Stored items from a collection

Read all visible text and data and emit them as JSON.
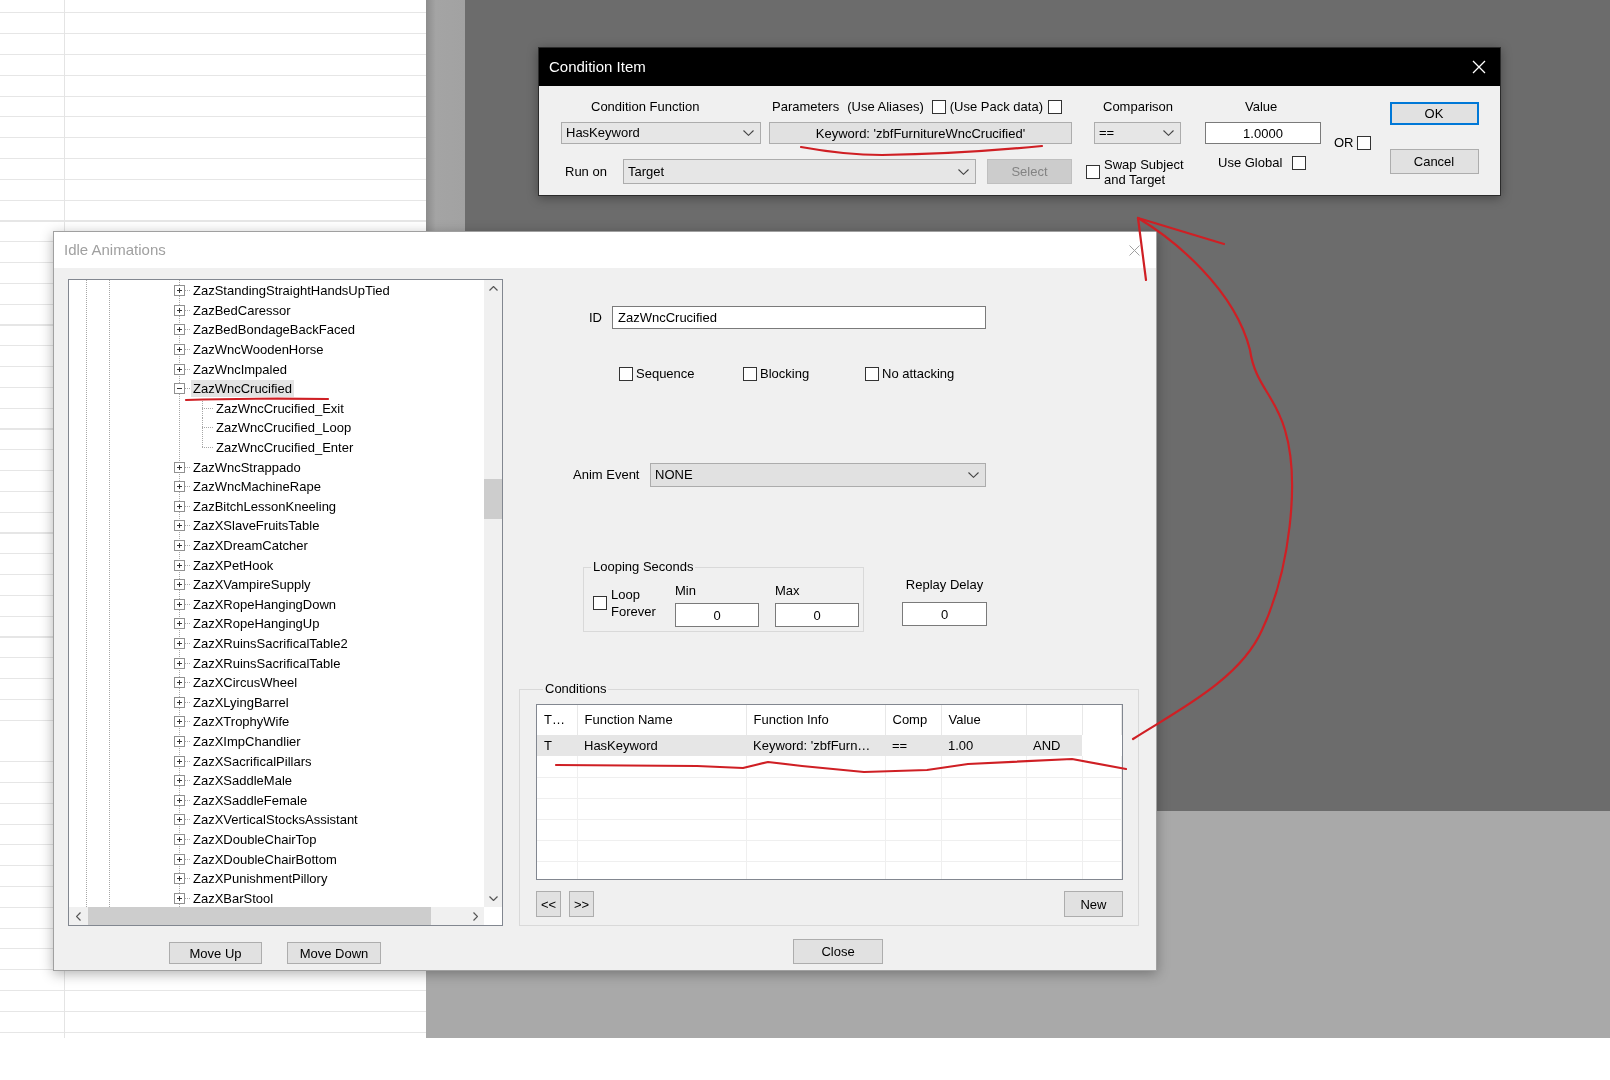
{
  "condition_item": {
    "title": "Condition Item",
    "active": true,
    "condition_function": {
      "label": "Condition Function",
      "value": "HasKeyword"
    },
    "parameters": {
      "label": "Parameters",
      "use_aliases": {
        "label": "(Use Aliases)",
        "checked": false
      },
      "use_pack_data": {
        "label": "(Use Pack data)",
        "checked": false
      },
      "value": "Keyword: 'zbfFurnitureWncCrucified'"
    },
    "comparison": {
      "label": "Comparison",
      "value": "=="
    },
    "value": {
      "label": "Value",
      "value": "1.0000"
    },
    "or": {
      "label": "OR",
      "checked": false
    },
    "run_on": {
      "label": "Run on",
      "value": "Target"
    },
    "select_button": {
      "label": "Select",
      "disabled": true
    },
    "swap_subject_and_target": {
      "label": "Swap Subject and Target",
      "checked": false
    },
    "use_global": {
      "label": "Use Global",
      "checked": false
    },
    "buttons": [
      {
        "label": "OK",
        "default": true
      },
      {
        "label": "Cancel",
        "default": false
      }
    ]
  },
  "idle_animations": {
    "title": "Idle Animations",
    "active": false,
    "tree": {
      "items": [
        {
          "label": "ZazStandingStraightHandsUpTied",
          "expanded": false,
          "selected": false
        },
        {
          "label": "ZazBedCaressor",
          "expanded": false,
          "selected": false
        },
        {
          "label": "ZazBedBondageBackFaced",
          "expanded": false,
          "selected": false
        },
        {
          "label": "ZazWncWoodenHorse",
          "expanded": false,
          "selected": false
        },
        {
          "label": "ZazWncImpaled",
          "expanded": false,
          "selected": false
        },
        {
          "label": "ZazWncCrucified",
          "expanded": true,
          "selected": true,
          "children": [
            {
              "label": "ZazWncCrucified_Exit",
              "selected": false
            },
            {
              "label": "ZazWncCrucified_Loop",
              "selected": false
            },
            {
              "label": "ZazWncCrucified_Enter",
              "selected": false
            }
          ]
        },
        {
          "label": "ZazWncStrappado",
          "expanded": false,
          "selected": false
        },
        {
          "label": "ZazWncMachineRape",
          "expanded": false,
          "selected": false
        },
        {
          "label": "ZazBitchLessonKneeling",
          "expanded": false,
          "selected": false
        },
        {
          "label": "ZazXSlaveFruitsTable",
          "expanded": false,
          "selected": false
        },
        {
          "label": "ZazXDreamCatcher",
          "expanded": false,
          "selected": false
        },
        {
          "label": "ZazXPetHook",
          "expanded": false,
          "selected": false
        },
        {
          "label": "ZazXVampireSupply",
          "expanded": false,
          "selected": false
        },
        {
          "label": "ZazXRopeHangingDown",
          "expanded": false,
          "selected": false
        },
        {
          "label": "ZazXRopeHangingUp",
          "expanded": false,
          "selected": false
        },
        {
          "label": "ZazXRuinsSacrificalTable2",
          "expanded": false,
          "selected": false
        },
        {
          "label": "ZazXRuinsSacrificalTable",
          "expanded": false,
          "selected": false
        },
        {
          "label": "ZazXCircusWheel",
          "expanded": false,
          "selected": false
        },
        {
          "label": "ZazXLyingBarrel",
          "expanded": false,
          "selected": false
        },
        {
          "label": "ZazXTrophyWife",
          "expanded": false,
          "selected": false
        },
        {
          "label": "ZazXImpChandlier",
          "expanded": false,
          "selected": false
        },
        {
          "label": "ZazXSacrificalPillars",
          "expanded": false,
          "selected": false
        },
        {
          "label": "ZazXSaddleMale",
          "expanded": false,
          "selected": false
        },
        {
          "label": "ZazXSaddleFemale",
          "expanded": false,
          "selected": false
        },
        {
          "label": "ZazXVerticalStocksAssistant",
          "expanded": false,
          "selected": false
        },
        {
          "label": "ZazXDoubleChairTop",
          "expanded": false,
          "selected": false
        },
        {
          "label": "ZazXDoubleChairBottom",
          "expanded": false,
          "selected": false
        },
        {
          "label": "ZazXPunishmentPillory",
          "expanded": false,
          "selected": false
        },
        {
          "label": "ZazXBarStool",
          "expanded": false,
          "selected": false
        }
      ]
    },
    "tree_buttons": [
      {
        "label": "Move Up"
      },
      {
        "label": "Move Down"
      }
    ],
    "id": {
      "label": "ID",
      "value": "ZazWncCrucified"
    },
    "flags": [
      {
        "label": "Sequence",
        "checked": false
      },
      {
        "label": "Blocking",
        "checked": false
      },
      {
        "label": "No attacking",
        "checked": false
      }
    ],
    "anim_event": {
      "label": "Anim Event",
      "value": "NONE"
    },
    "looping_seconds": {
      "title": "Looping Seconds",
      "loop_forever": {
        "label": "Loop Forever",
        "checked": false
      },
      "min": {
        "label": "Min",
        "value": "0"
      },
      "max": {
        "label": "Max",
        "value": "0"
      }
    },
    "replay_delay": {
      "label": "Replay Delay",
      "value": "0"
    },
    "conditions": {
      "title": "Conditions",
      "columns": [
        "T…",
        "Function Name",
        "Function Info",
        "Comp",
        "Value"
      ],
      "rows": [
        {
          "selected": true,
          "cells": [
            "T",
            "HasKeyword",
            "Keyword: 'zbfFurn…",
            "==",
            "1.00",
            "AND"
          ]
        }
      ],
      "buttons": [
        {
          "label": "<<"
        },
        {
          "label": ">>"
        },
        {
          "label": "New"
        }
      ]
    },
    "close_button": {
      "label": "Close"
    }
  }
}
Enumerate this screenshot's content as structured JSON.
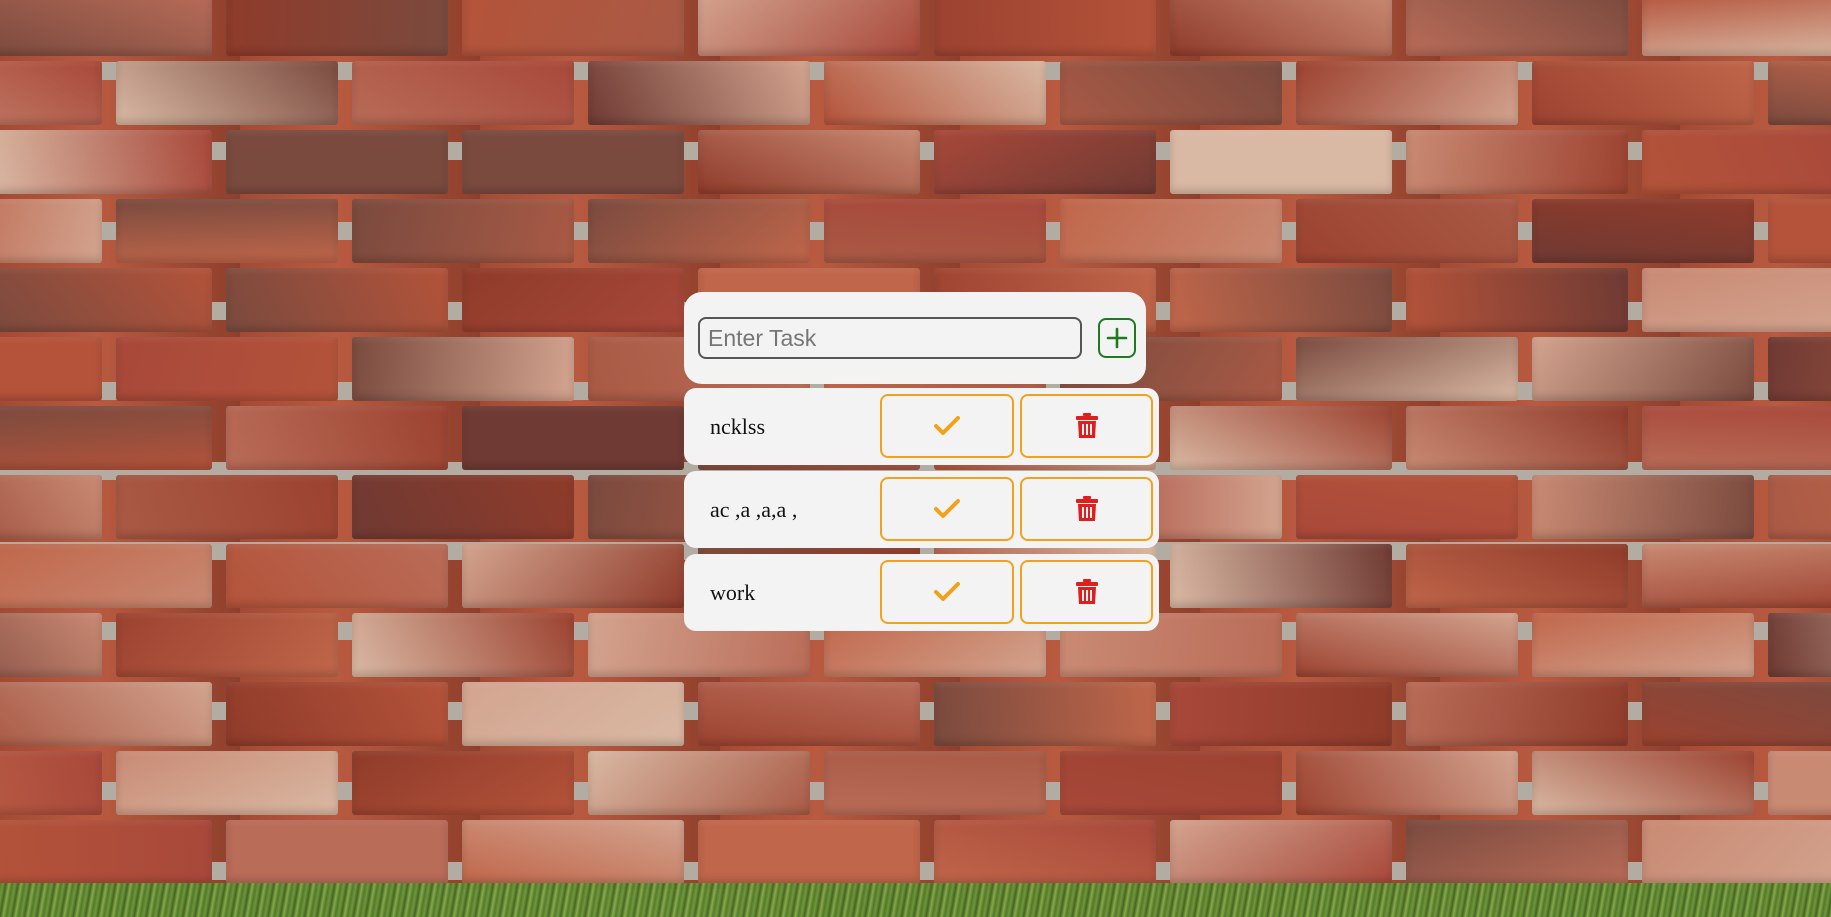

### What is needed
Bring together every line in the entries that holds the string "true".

### Task solution
    "active": true,
      "disabled": true
        "default": true
          "expanded": true,
          "selected": true,
          "selected": true,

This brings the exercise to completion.